1. Citing Laion v. FSM, 1 FSM Intrm. 503, 520 (App. 1984), Yow contends that at a minimum this matter should be remanded to the trial court for a finding on whether Yow acted intentionally, knowingly, or recklessly. However, in Laion, which did not deal with reckless conduct, the trial court had found the intentional conduct under the FSM aggravated assault statute based only on the fact that the defendant had purposely thrown a rock that caused serious injury. The court held that "the requisite intent for aggravated assault cannot be found in this manner." 1 FSM Intrm. at 519. In the case at bar, Yow does not contest the essential facts themselves. Rather, he maintains that those facts constitute insufficient evidence of extreme indifference recklessness under the standard that he argues for. But we adopt the standard of Machuo v. FSM, 6 FSM Intrm. 40 (App. 1993), see infra pages 66-68, and unlike Laion, where the facts on which the trial court relied were insufficient to support a specific finding of intentional conduct, the factual record in this case supports a finding by a reasonable fact finder of extreme indifference recklessness under the Machuo standard. No remand is therefore required.

2.We agree with Yaps contention that "under circumstances showing extreme indifference to human life" refers only to the reckless mental state, and not to intentional or knowing conduct.

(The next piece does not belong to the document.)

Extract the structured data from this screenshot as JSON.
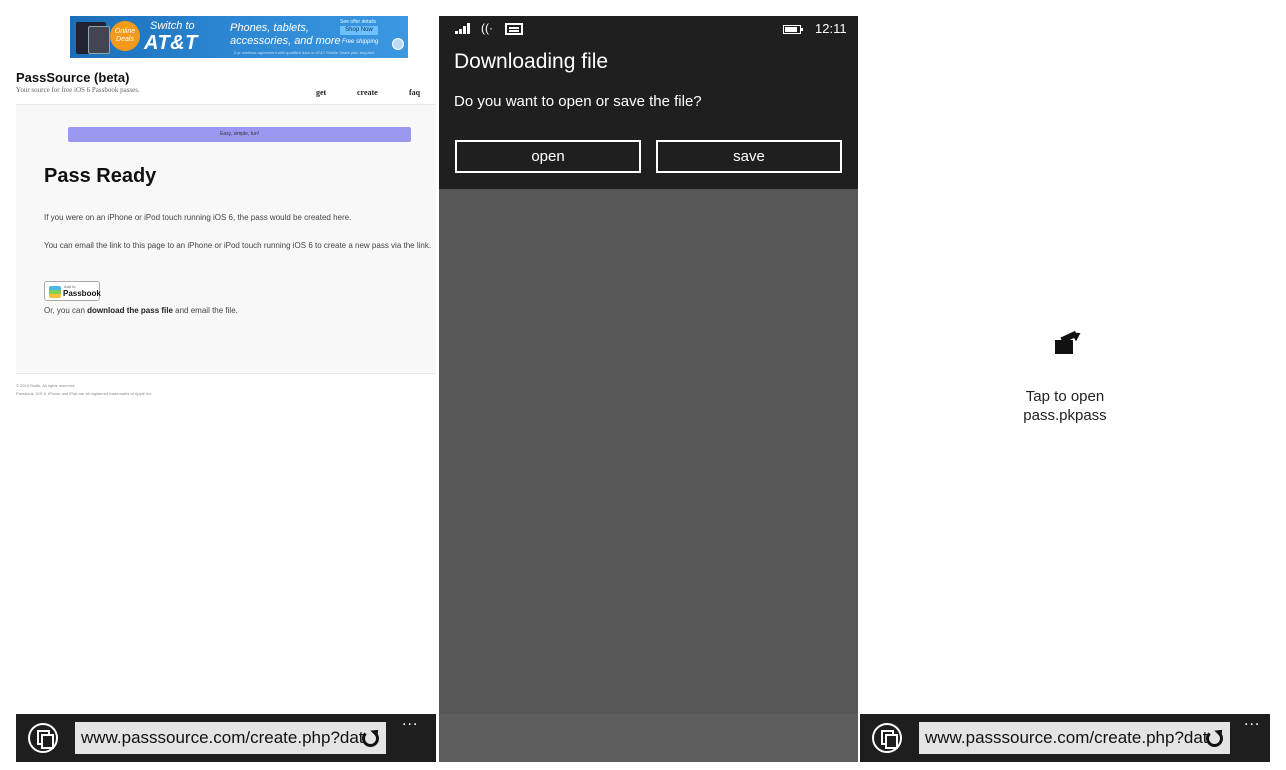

3. For comparison purposes, the pertinent analogous provisions are as follows.

Aggravated assault under 11 Y.S.C. 207: "Every person who attempts to cause serious bodily injury to another or causes serious bodily injury intentionally, knowingly, or recklessly under circumstances showing extreme indifference to the value of human life, shall be guilty of aggravated assault."

Aggravated assault under 11 F.S.M.C. 916: "A person commits an offense of aggravated assault if he causes serious bodily injury to another intentionally, knowingly, or recklessly under circumstances showing extreme indifference to the value of human life."

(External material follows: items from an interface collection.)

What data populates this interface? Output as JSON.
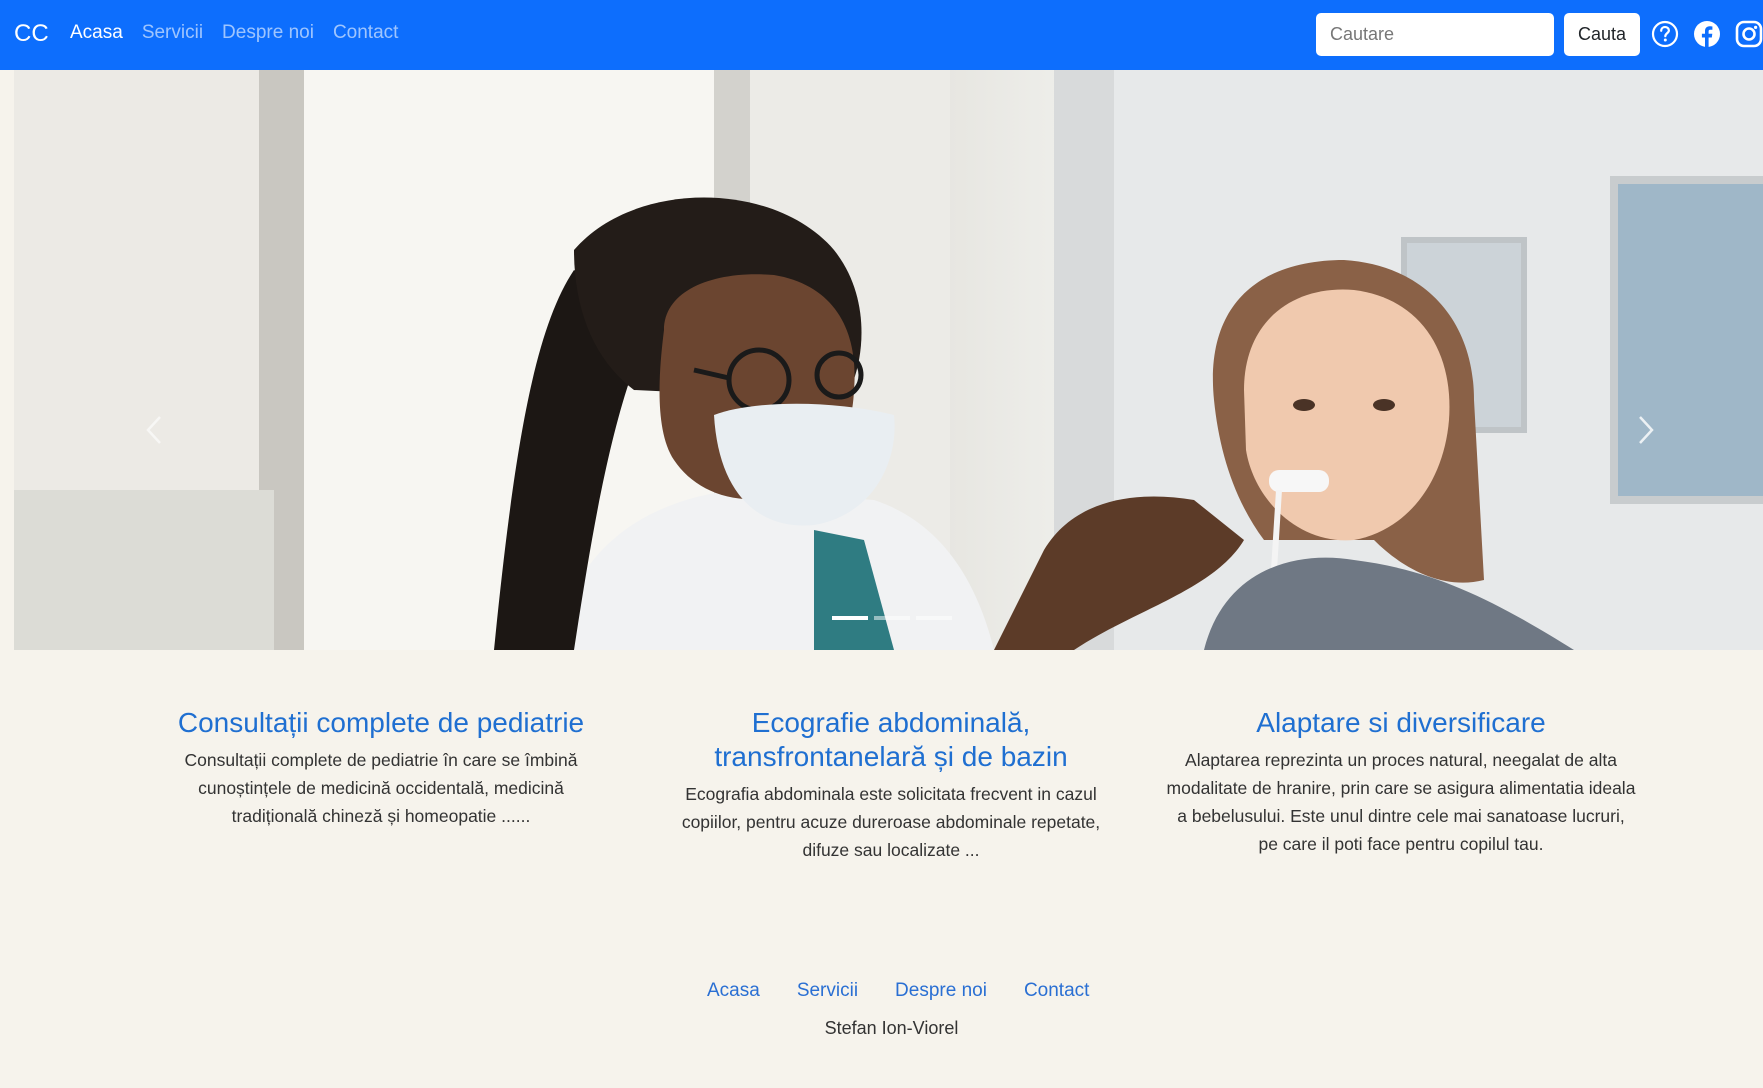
{
  "navbar": {
    "brand": "CC",
    "links": [
      "Acasa",
      "Servicii",
      "Despre noi",
      "Contact"
    ],
    "search_placeholder": "Cautare",
    "search_button": "Cauta",
    "icons": [
      "question-circle-icon",
      "facebook-icon",
      "instagram-icon"
    ],
    "color": "#0d6efd"
  },
  "carousel": {
    "slides_count": 3,
    "active_slide": 1,
    "image_description": "doctor-with-child-photo"
  },
  "features": [
    {
      "title": "Consultații complete de pediatrie",
      "text": "Consultații complete de pediatrie în care se îmbină cunoștințele de medicină occidentală, medicină tradițională chineză și homeopatie ......"
    },
    {
      "title": "Ecografie abdominală, transfrontanelară și de bazin",
      "text": "Ecografia abdominala este solicitata frecvent in cazul copiilor, pentru acuze dureroase abdominale repetate, difuze sau localizate ..."
    },
    {
      "title": "Alaptare si diversificare",
      "text": "Alaptarea reprezinta un proces natural, neegalat de alta modalitate de hranire, prin care se asigura alimentatia ideala a bebelusului. Este unul dintre cele mai sanatoase lucruri, pe care il poti face pentru copilul tau."
    }
  ],
  "footer": {
    "links": [
      "Acasa",
      "Servicii",
      "Despre noi",
      "Contact"
    ],
    "author": "Stefan Ion-Viorel"
  },
  "colors": {
    "primary": "#0d6efd",
    "heading": "#1f6fd1",
    "background": "#f6f3ec"
  }
}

Serious bodily injury under 11 Y.S.C. 201(c): "'Serious bodily injury means bodily injury which creates a substantial risk of death or which causes serious, or permanent disfigurement, or protracted loss or impairment of the function of any bodily member or organ."

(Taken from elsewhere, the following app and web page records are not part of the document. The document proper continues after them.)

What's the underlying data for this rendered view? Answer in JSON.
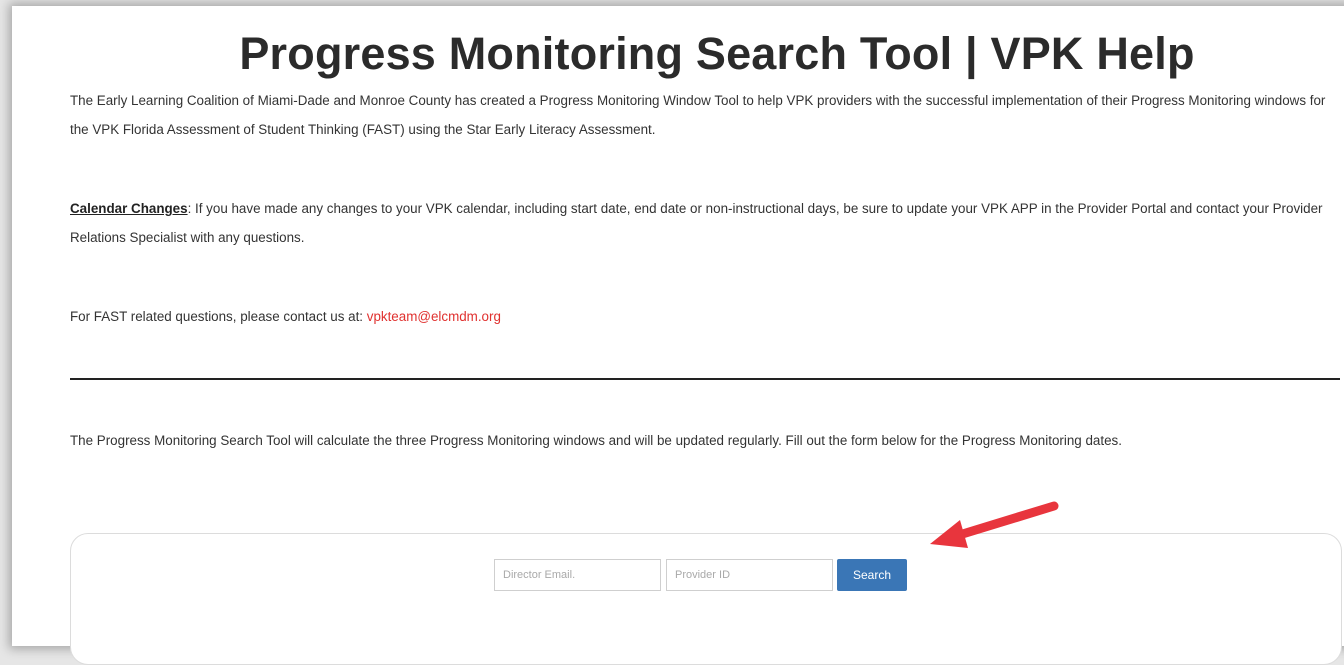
{
  "page": {
    "title": "Progress Monitoring Search Tool | VPK Help",
    "intro": "The Early Learning Coalition of Miami-Dade and Monroe County has created a Progress Monitoring Window Tool to help VPK providers with the successful implementation of their Progress Monitoring windows for the VPK Florida Assessment of Student Thinking (FAST) using the Star Early Literacy Assessment.",
    "calendar_label": "Calendar Changes",
    "calendar_text": ": If you have made any changes to your VPK calendar, including start date, end date or non-instructional days, be sure to update your VPK APP in the Provider Portal and contact your Provider Relations Specialist with any questions.",
    "contact_text": "For FAST related questions, please contact us at: ",
    "contact_email": "vpkteam@elcmdm.org",
    "tool_description": "The Progress Monitoring Search Tool will calculate the three Progress Monitoring windows and will be updated regularly. Fill out the form below for the Progress Monitoring dates."
  },
  "search_form": {
    "email_placeholder": "Director Email.",
    "provider_placeholder": "Provider ID",
    "search_label": "Search"
  },
  "colors": {
    "button": "#3a76b6",
    "link": "#e0312f",
    "arrow": "#e8353d"
  }
}
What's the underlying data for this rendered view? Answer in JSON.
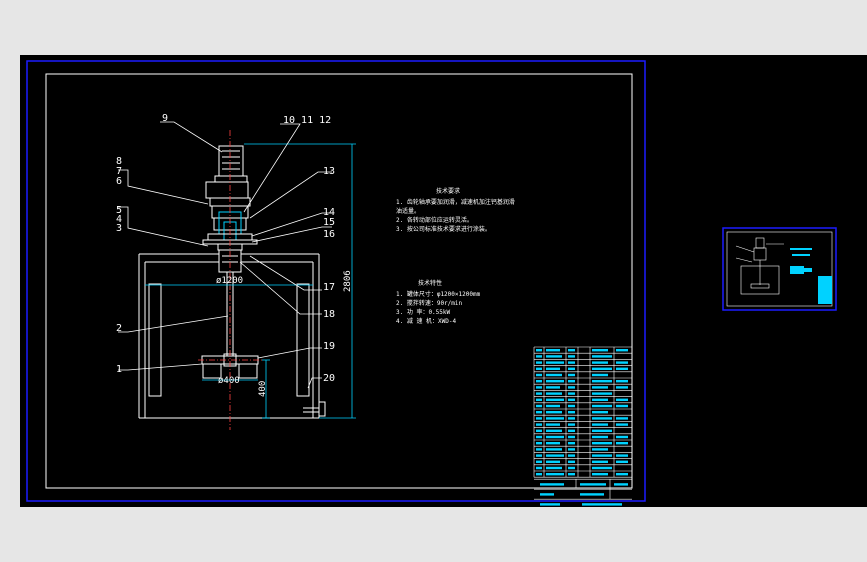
{
  "drawing": {
    "part_labels": [
      "9",
      "10 11 12",
      "8",
      "7",
      "6",
      "13",
      "5",
      "4",
      "3",
      "14",
      "15",
      "16",
      "17",
      "18",
      "2",
      "19",
      "1",
      "20"
    ],
    "dimensions": {
      "tank_diameter": "ø1200",
      "impeller_diameter": "ø400",
      "impeller_height": "400",
      "total_height": "2806"
    },
    "notes_block_1": {
      "title": "技术要求",
      "lines": [
        "1. 齿轮轴承要加润滑，减速机加注钙基润滑",
        "   油适量。",
        "2. 各转动部位应运转灵活。",
        "3. 按公司标准技术要求进行涂装。"
      ]
    },
    "notes_block_2": {
      "title": "技术特性",
      "lines": [
        "1. 罐体尺寸：φ1200×1200mm",
        "2. 搅拌转速：90r/min",
        "3. 功    率：0.55kW",
        "4. 减 速 机：XWD-4"
      ]
    }
  },
  "colors": {
    "background": "#000000",
    "frame": "#ffffff",
    "viewport_border": "#1c1cff",
    "leader": "#ffffff",
    "dimension": "#00d2ff",
    "part": "#ffffff",
    "centerline": "#ff4040",
    "outside": "#e6e6e6"
  }
}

Serious bodily injury under 11 F.S.M.C. 914(1): "'Serious bodily injury means bodily injury which creates a high probability of death or which causes serious permanent disfigurement or which causes a permanent or protracted loss or impairment of the function of any bodily member or organ, or other bodily injury of like severity."

We note that the definition of "serious bodily injury" appears to be taken from the Model Penal Code, which specifies "serious, permanent disfigurement" as opposed to the "serious, or permanent disfigurement" found in the Yap statute. The FSM statute also specifies "serious permanent disfigurement." A synonym for "disfigure" is "deface," which in turn is defined as "to destroy or mar the face or external appearance of," Websters Third New International Dictionary 649, 590 (1965). Thus "disfigurement" implies permanence, and for purposes of discussing the Yap and FSM statutory provisions we do not see a material distinction between "serious, or permanent disfigurement," and "serious permanent disfigurement."